====== SUPPLIED RECORDS

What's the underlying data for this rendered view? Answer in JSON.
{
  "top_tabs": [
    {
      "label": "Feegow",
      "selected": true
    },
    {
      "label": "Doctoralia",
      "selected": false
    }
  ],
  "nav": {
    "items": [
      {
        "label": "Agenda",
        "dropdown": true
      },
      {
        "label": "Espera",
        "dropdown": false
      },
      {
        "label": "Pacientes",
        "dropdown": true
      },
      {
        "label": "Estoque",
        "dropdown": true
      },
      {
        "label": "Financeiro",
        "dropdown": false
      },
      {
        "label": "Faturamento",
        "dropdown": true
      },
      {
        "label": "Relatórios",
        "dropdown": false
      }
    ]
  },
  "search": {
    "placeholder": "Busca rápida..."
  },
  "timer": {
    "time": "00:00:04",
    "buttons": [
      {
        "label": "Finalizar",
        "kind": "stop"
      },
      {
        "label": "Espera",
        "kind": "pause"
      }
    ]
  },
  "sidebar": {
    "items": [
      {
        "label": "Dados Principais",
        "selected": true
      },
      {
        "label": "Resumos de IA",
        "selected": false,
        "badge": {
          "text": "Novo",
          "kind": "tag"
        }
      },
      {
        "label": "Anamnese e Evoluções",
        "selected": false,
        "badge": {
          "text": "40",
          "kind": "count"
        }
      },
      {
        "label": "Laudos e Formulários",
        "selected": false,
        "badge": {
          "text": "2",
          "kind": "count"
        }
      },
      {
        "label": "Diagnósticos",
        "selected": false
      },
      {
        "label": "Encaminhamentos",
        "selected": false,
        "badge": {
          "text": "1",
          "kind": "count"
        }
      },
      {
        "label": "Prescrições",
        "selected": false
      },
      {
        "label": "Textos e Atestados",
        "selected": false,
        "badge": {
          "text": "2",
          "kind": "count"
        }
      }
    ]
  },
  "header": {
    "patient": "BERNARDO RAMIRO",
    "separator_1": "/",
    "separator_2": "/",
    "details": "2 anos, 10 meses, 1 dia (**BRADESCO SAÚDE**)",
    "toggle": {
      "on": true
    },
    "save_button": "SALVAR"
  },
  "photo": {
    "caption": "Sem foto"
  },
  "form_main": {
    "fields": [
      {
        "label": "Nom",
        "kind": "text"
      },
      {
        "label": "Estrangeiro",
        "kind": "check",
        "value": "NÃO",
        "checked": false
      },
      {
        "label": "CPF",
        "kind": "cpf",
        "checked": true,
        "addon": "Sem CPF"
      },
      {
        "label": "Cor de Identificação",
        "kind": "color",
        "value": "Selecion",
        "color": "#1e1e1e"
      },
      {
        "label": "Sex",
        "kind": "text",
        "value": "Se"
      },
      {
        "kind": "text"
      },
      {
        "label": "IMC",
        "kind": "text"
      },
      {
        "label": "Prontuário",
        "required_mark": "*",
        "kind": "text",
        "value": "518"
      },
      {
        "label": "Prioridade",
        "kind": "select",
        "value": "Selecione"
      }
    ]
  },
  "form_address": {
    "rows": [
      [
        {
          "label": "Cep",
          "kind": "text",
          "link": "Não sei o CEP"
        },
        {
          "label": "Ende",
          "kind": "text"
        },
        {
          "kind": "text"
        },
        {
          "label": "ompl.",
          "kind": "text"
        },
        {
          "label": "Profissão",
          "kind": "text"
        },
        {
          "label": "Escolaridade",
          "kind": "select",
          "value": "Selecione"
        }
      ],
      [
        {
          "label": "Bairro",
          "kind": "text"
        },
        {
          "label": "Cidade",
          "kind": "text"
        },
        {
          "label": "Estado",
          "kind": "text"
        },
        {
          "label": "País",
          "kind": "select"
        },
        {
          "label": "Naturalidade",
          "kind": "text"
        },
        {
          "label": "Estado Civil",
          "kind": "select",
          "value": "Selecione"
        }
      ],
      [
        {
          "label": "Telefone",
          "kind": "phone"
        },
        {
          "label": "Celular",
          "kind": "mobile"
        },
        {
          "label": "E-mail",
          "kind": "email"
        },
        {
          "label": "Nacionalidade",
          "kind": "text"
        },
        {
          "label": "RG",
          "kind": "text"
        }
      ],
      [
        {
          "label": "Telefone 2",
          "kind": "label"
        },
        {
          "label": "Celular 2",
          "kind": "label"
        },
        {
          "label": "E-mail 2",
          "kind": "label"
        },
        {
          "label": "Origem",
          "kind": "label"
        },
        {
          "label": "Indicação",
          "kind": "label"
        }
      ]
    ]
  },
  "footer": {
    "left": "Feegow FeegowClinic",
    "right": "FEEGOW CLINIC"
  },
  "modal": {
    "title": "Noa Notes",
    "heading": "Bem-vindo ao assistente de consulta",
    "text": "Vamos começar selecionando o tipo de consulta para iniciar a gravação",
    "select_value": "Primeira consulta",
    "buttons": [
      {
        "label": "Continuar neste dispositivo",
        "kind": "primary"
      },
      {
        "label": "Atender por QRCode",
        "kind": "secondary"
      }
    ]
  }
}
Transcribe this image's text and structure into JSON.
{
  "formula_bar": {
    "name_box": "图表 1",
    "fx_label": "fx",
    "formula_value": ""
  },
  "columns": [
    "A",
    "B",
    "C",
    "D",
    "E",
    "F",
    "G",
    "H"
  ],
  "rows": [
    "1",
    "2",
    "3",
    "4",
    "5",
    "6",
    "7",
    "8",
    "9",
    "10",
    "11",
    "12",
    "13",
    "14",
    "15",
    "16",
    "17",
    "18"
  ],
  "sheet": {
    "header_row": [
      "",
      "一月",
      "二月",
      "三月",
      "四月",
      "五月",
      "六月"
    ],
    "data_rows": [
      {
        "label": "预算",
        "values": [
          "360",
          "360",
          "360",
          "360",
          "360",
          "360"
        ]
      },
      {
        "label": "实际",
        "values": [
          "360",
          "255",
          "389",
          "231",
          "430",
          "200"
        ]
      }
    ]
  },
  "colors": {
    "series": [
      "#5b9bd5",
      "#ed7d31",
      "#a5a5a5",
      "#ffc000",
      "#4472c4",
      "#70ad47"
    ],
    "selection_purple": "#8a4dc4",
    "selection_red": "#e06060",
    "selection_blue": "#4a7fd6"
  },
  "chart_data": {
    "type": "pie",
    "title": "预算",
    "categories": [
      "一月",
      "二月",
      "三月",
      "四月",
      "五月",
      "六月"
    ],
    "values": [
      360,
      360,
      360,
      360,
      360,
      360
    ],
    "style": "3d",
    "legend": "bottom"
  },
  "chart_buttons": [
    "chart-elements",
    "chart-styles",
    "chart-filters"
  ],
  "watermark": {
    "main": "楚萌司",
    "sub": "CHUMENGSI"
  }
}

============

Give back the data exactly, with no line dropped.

RESPONSE BOX —
What's the underlying data for this rendered view? Answer in JSON.
{
  "top_tabs": [
    {
      "label": "Feegow",
      "selected": true
    },
    {
      "label": "Doctoralia",
      "selected": false
    }
  ],
  "nav": {
    "items": [
      {
        "label": "Agenda",
        "dropdown": true
      },
      {
        "label": "Espera",
        "dropdown": false
      },
      {
        "label": "Pacientes",
        "dropdown": true
      },
      {
        "label": "Estoque",
        "dropdown": true
      },
      {
        "label": "Financeiro",
        "dropdown": false
      },
      {
        "label": "Faturamento",
        "dropdown": true
      },
      {
        "label": "Relatórios",
        "dropdown": false
      }
    ]
  },
  "search": {
    "placeholder": "Busca rápida..."
  },
  "timer": {
    "time": "00:00:04",
    "buttons": [
      {
        "label": "Finalizar",
        "kind": "stop"
      },
      {
        "label": "Espera",
        "kind": "pause"
      }
    ]
  },
  "sidebar": {
    "items": [
      {
        "label": "Dados Principais",
        "selected": true
      },
      {
        "label": "Resumos de IA",
        "selected": false,
        "badge": {
          "text": "Novo",
          "kind": "tag"
        }
      },
      {
        "label": "Anamnese e Evoluções",
        "selected": false,
        "badge": {
          "text": "40",
          "kind": "count"
        }
      },
      {
        "label": "Laudos e Formulários",
        "selected": false,
        "badge": {
          "text": "2",
          "kind": "count"
        }
      },
      {
        "label": "Diagnósticos",
        "selected": false
      },
      {
        "label": "Encaminhamentos",
        "selected": false,
        "badge": {
          "text": "1",
          "kind": "count"
        }
      },
      {
        "label": "Prescrições",
        "selected": false
      },
      {
        "label": "Textos e Atestados",
        "selected": false,
        "badge": {
          "text": "2",
          "kind": "count"
        }
      }
    ]
  },
  "header": {
    "patient": "BERNARDO RAMIRO",
    "separator_1": "/",
    "separator_2": "/",
    "details": "2 anos, 10 meses, 1 dia (**BRADESCO SAÚDE**)",
    "toggle": {
      "on": true
    },
    "save_button": "SALVAR"
  },
  "photo": {
    "caption": "Sem foto"
  },
  "form_main": {
    "fields": [
      {
        "label": "Nom",
        "kind": "text"
      },
      {
        "label": "Estrangeiro",
        "kind": "check",
        "value": "NÃO",
        "checked": false
      },
      {
        "label": "CPF",
        "kind": "cpf",
        "checked": true,
        "addon": "Sem CPF"
      },
      {
        "label": "Cor de Identificação",
        "kind": "color",
        "value": "Selecion",
        "color": "#1e1e1e"
      },
      {
        "label": "Sex",
        "kind": "text",
        "value": "Se"
      },
      {
        "kind": "text"
      },
      {
        "label": "IMC",
        "kind": "text"
      },
      {
        "label": "Prontuário",
        "required_mark": "*",
        "kind": "text",
        "value": "518"
      },
      {
        "label": "Prioridade",
        "kind": "select",
        "value": "Selecione"
      }
    ]
  },
  "form_address": {
    "rows": [
      [
        {
          "label": "Cep",
          "kind": "text",
          "link": "Não sei o CEP"
        },
        {
          "label": "Ende",
          "kind": "text"
        },
        {
          "kind": "text"
        },
        {
          "label": "ompl.",
          "kind": "text"
        },
        {
          "label": "Profissão",
          "kind": "text"
        },
        {
          "label": "Escolaridade",
          "kind": "select",
          "value": "Selecione"
        }
      ],
      [
        {
          "label": "Bairro",
          "kind": "text"
        },
        {
          "label": "Cidade",
          "kind": "text"
        },
        {
          "label": "Estado",
          "kind": "text"
        },
        {
          "label": "País",
          "kind": "select"
        },
        {
          "label": "Naturalidade",
          "kind": "text"
        },
        {
          "label": "Estado Civil",
          "kind": "select",
          "value": "Selecione"
        }
      ],
      [
        {
          "label": "Telefone",
          "kind": "phone"
        },
        {
          "label": "Celular",
          "kind": "mobile"
        },
        {
          "label": "E-mail",
          "kind": "email"
        },
        {
          "label": "Nacionalidade",
          "kind": "text"
        },
        {
          "label": "RG",
          "kind": "text"
        }
      ],
      [
        {
          "label": "Telefone 2",
          "kind": "label"
        },
        {
          "label": "Celular 2",
          "kind": "label"
        },
        {
          "label": "E-mail 2",
          "kind": "label"
        },
        {
          "label": "Origem",
          "kind": "label"
        },
        {
          "label": "Indicação",
          "kind": "label"
        }
      ]
    ]
  },
  "footer": {
    "left": "Feegow FeegowClinic",
    "right": "FEEGOW CLINIC"
  },
  "modal": {
    "title": "Noa Notes",
    "heading": "Bem-vindo ao assistente de consulta",
    "text": "Vamos começar selecionando o tipo de consulta para iniciar a gravação",
    "select_value": "Primeira consulta",
    "buttons": [
      {
        "label": "Continuar neste dispositivo",
        "kind": "primary"
      },
      {
        "label": "Atender por QRCode",
        "kind": "secondary"
      }
    ]
  }
}
Transcribe this image's text and structure into JSON.
{
  "formula_bar": {
    "name_box": "图表 1",
    "fx_label": "fx",
    "formula_value": ""
  },
  "columns": [
    "A",
    "B",
    "C",
    "D",
    "E",
    "F",
    "G",
    "H"
  ],
  "rows": [
    "1",
    "2",
    "3",
    "4",
    "5",
    "6",
    "7",
    "8",
    "9",
    "10",
    "11",
    "12",
    "13",
    "14",
    "15",
    "16",
    "17",
    "18"
  ],
  "sheet": {
    "header_row": [
      "",
      "一月",
      "二月",
      "三月",
      "四月",
      "五月",
      "六月"
    ],
    "data_rows": [
      {
        "label": "预算",
        "values": [
          "360",
          "360",
          "360",
          "360",
          "360",
          "360"
        ]
      },
      {
        "label": "实际",
        "values": [
          "360",
          "255",
          "389",
          "231",
          "430",
          "200"
        ]
      }
    ]
  },
  "colors": {
    "series": [
      "#5b9bd5",
      "#ed7d31",
      "#a5a5a5",
      "#ffc000",
      "#4472c4",
      "#70ad47"
    ],
    "selection_purple": "#8a4dc4",
    "selection_red": "#e06060",
    "selection_blue": "#4a7fd6"
  },
  "chart_data": {
    "type": "pie",
    "title": "预算",
    "categories": [
      "一月",
      "二月",
      "三月",
      "四月",
      "五月",
      "六月"
    ],
    "values": [
      360,
      360,
      360,
      360,
      360,
      360
    ],
    "style": "3d",
    "legend": "bottom"
  },
  "chart_buttons": [
    "chart-elements",
    "chart-styles",
    "chart-filters"
  ],
  "watermark": {
    "main": "楚萌司",
    "sub": "CHUMENGSI"
  }
}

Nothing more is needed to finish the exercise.